The Takemoto family lived in the idyllic community of Hamakuapoko, of which nothing now remains, in the wide valley that stretches above Ho'okipa between Paia and Maliko Gulch. It was a favored place with old monkeypod and mango trees and "in between weather," as Bill Eby told me.
Most people lived in the 200 or so camp houses, but because Takemoto was a supervisor, the family home was set off by itself on several acres of open pasture near the old mill. Nearby was the Hamakuapoko Grammar School that ran camp children through the obligatory 8th grade. On a ridge above was the row of marvelous residences with long driveways where the haole supervisors lived.
"It was just so carefree, wonderful, just playing, being a tomboy, doing whatever I wanted to do and nobody to stop me," Patsy remembered. She and Eugene attended Kaunoa English Standard School in Paia, but reveled in the country life. "Everybody cared about everybody else," she said. "It was just one big happy family."
Then one day, two years after Pasty graduated from old Maui High School as student body president, her father was passed up for a promotion yet again. The glass ceiling in those days deemed that Asians not be promoted to managerial positions. Haole were hired at all cost, even from the Mainland if necessary.
That was the end. Suematsu Takemoto told his family he was quitting. "I was heartbroken," Patsy said. They begged him to reconsider, but Takemoto moved his family to Honolulu, where he planned to start his own land-surveying business.
"But nobody would hire him. He was blackballed," Patsy said. It took 10 years for her father to get his own business going. The move was a dreadful blow to Patsy's mother, who had lived the good life of a supervisor's wife, giving teas, supervising the yardman provided by the plantation. She was forced to support the family by working at a soda fountain.
For Patsy the timing couldn't have been worse. She had just entered the University of Hawaii, and now there was no money for tuition. She saw a scholarship for children of World War I veterans advertised - "Dad, did you save your discharge papers?" - and with that was able to continue her education.

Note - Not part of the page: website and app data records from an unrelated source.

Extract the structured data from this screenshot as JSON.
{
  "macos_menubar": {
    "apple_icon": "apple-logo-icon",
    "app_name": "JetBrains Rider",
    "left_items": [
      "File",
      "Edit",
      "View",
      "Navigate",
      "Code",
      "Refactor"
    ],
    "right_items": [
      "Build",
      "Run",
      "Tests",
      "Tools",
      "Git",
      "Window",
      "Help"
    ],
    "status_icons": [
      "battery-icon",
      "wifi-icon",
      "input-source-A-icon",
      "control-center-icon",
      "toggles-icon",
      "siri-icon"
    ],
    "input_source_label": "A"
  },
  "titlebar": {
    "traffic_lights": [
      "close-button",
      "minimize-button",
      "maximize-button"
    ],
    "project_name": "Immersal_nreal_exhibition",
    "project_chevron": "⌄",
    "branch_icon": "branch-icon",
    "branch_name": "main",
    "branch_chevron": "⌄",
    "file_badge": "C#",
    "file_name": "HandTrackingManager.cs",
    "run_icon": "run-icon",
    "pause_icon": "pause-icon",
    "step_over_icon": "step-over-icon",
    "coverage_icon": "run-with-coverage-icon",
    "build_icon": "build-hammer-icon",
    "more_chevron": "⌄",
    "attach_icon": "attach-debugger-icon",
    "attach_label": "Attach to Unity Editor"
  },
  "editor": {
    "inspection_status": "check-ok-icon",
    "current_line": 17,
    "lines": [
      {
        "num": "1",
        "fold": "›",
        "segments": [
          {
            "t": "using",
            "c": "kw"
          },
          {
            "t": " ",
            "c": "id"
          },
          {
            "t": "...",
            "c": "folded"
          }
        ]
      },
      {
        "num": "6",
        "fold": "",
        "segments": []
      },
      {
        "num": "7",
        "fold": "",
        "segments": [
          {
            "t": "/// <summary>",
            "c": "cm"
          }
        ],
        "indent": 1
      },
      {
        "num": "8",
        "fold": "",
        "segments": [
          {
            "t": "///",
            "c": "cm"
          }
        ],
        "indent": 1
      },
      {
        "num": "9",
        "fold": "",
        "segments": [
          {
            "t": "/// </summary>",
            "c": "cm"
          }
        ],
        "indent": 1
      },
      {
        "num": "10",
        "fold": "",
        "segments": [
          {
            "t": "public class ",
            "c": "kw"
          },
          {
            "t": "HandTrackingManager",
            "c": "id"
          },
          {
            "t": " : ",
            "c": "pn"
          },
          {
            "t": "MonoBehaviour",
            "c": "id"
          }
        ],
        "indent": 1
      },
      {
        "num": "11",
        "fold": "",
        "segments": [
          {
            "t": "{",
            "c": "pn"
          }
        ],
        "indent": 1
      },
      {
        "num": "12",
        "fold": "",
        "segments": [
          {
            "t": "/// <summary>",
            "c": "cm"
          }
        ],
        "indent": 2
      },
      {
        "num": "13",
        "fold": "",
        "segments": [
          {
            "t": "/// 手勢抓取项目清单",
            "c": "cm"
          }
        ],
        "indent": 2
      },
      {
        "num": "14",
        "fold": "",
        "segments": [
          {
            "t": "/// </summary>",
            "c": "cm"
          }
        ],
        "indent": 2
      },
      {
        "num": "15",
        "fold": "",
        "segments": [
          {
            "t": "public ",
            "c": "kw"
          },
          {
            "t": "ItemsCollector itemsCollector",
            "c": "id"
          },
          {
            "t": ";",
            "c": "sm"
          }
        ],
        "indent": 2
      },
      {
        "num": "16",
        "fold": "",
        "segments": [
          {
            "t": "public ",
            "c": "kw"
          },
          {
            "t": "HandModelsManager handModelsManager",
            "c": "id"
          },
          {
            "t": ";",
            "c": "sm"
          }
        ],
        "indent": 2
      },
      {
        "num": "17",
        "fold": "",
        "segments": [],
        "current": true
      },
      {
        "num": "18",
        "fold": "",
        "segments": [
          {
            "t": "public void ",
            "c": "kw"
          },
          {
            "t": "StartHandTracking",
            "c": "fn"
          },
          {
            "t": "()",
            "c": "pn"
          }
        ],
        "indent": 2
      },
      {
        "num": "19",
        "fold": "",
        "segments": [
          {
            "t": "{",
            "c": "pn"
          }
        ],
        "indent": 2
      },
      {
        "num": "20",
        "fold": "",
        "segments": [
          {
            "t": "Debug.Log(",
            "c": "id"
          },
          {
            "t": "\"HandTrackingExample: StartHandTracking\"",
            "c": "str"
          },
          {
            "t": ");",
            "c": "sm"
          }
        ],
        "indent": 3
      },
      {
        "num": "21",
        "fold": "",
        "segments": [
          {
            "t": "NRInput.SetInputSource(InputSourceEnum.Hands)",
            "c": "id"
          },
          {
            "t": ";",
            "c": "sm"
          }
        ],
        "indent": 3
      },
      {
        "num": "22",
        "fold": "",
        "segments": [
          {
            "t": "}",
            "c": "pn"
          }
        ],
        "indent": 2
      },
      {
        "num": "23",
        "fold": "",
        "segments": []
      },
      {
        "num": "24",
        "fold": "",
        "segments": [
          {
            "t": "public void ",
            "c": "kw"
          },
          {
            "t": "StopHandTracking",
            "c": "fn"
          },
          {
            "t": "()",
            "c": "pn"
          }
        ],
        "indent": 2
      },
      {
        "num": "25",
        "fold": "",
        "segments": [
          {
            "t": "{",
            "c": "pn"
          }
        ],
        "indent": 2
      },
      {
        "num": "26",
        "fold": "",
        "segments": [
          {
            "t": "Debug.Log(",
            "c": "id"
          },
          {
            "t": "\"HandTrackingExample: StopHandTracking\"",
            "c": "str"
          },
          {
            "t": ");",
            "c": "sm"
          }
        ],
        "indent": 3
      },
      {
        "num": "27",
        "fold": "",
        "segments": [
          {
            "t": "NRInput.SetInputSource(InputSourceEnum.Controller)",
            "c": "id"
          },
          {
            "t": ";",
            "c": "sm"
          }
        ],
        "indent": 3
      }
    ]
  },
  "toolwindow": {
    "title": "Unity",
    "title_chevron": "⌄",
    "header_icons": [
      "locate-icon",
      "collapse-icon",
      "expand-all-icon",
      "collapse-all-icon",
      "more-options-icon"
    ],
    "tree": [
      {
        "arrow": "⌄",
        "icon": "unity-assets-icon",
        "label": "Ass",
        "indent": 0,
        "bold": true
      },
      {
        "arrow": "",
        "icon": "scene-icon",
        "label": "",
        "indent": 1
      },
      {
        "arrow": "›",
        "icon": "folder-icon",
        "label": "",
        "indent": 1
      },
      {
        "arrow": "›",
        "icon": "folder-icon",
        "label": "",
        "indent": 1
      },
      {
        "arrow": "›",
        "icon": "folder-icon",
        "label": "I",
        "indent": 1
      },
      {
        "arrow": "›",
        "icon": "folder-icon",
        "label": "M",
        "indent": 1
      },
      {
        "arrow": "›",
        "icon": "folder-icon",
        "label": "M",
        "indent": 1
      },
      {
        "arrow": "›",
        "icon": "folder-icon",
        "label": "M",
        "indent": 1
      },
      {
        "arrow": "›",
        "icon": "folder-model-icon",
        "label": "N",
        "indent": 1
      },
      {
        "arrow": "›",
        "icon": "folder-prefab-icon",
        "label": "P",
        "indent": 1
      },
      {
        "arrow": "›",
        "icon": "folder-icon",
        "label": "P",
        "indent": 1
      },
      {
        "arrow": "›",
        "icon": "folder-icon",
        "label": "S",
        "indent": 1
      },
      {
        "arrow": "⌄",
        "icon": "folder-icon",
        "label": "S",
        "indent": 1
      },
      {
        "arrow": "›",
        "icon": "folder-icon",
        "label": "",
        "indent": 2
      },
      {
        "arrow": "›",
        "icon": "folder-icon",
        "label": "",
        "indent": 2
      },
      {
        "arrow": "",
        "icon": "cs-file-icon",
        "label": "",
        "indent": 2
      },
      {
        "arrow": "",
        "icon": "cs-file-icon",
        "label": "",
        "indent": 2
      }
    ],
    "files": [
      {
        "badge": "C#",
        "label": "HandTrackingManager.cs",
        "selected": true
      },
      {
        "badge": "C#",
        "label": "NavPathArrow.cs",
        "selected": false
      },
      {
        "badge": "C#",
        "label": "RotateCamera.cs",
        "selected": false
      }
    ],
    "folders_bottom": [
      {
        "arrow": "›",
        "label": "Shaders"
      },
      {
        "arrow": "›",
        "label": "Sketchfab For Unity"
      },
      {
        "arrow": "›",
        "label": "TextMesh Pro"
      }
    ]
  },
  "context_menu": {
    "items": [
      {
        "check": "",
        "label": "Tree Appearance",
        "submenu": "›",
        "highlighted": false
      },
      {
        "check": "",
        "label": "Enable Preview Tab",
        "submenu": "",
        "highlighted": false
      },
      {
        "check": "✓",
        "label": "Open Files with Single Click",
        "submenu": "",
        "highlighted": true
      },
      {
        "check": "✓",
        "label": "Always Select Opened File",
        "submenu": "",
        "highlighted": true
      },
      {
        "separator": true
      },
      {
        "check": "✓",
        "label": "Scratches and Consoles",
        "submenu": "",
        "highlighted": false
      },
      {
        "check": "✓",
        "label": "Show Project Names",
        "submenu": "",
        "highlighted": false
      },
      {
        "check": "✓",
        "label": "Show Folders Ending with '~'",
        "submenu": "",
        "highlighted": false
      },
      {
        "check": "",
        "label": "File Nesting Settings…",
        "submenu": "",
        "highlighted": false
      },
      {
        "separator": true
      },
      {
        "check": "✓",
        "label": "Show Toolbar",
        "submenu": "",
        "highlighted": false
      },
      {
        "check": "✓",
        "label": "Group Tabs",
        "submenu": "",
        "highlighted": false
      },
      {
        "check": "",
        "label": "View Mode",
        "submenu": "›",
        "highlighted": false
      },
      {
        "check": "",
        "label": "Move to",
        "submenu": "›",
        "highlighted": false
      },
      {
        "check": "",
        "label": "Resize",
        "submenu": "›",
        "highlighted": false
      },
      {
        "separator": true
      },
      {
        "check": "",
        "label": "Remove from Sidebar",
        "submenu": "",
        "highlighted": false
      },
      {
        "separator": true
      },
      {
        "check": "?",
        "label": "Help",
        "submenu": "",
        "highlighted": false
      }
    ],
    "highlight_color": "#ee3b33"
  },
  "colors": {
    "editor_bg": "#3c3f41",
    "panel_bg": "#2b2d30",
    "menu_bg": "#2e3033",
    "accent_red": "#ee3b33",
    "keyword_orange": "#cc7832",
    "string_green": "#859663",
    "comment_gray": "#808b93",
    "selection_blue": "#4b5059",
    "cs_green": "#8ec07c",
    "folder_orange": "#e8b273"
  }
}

Years later, she came to appreciate her father's courage, and devoted her life to the fight for equal rights.
* Laurel Murphy is a former staff writer for The Maui News whose "Keiki o ka 'Aina" column appears each Tuesday. She can be reached at firstname.lastname@example.org.